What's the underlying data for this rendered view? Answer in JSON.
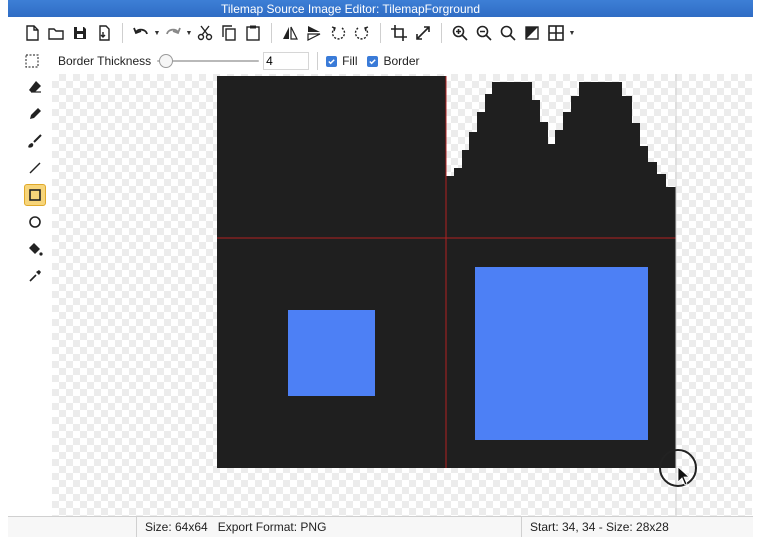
{
  "window": {
    "title": "Tilemap Source Image Editor: TilemapForground"
  },
  "toolbar": {
    "icons": [
      "new-file-icon",
      "open-folder-icon",
      "save-icon",
      "export-icon",
      "undo-icon",
      "redo-icon",
      "cut-icon",
      "copy-icon",
      "paste-icon",
      "flip-horizontal-icon",
      "flip-vertical-icon",
      "rotate-left-icon",
      "rotate-right-icon",
      "crop-icon",
      "resize-icon",
      "zoom-in-icon",
      "zoom-out-icon",
      "zoom-fit-icon",
      "invert-icon",
      "grid-icon"
    ]
  },
  "options": {
    "border_thickness_label": "Border Thickness",
    "border_thickness_value": "4",
    "fill_label": "Fill",
    "fill_checked": true,
    "border_label": "Border",
    "border_checked": true
  },
  "tools": [
    {
      "name": "eraser-icon",
      "active": false
    },
    {
      "name": "pencil-icon",
      "active": false
    },
    {
      "name": "brush-icon",
      "active": false
    },
    {
      "name": "line-icon",
      "active": false
    },
    {
      "name": "rectangle-icon",
      "active": true
    },
    {
      "name": "ellipse-icon",
      "active": false
    },
    {
      "name": "fill-bucket-icon",
      "active": false
    },
    {
      "name": "eyedropper-icon",
      "active": false
    }
  ],
  "colors": {
    "tile_fill": "#1f1f1f",
    "shape_fill": "#4d80f5",
    "guide_line": "#b02020",
    "accent": "#3a7bd8"
  },
  "status": {
    "size": "Size: 64x64",
    "export_format": "Export Format: PNG",
    "selection": "Start: 34, 34 - Size: 28x28"
  }
}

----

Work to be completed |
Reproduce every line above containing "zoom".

Reply |
      "zoom-in-icon",
      "zoom-out-icon",
      "zoom-fit-icon",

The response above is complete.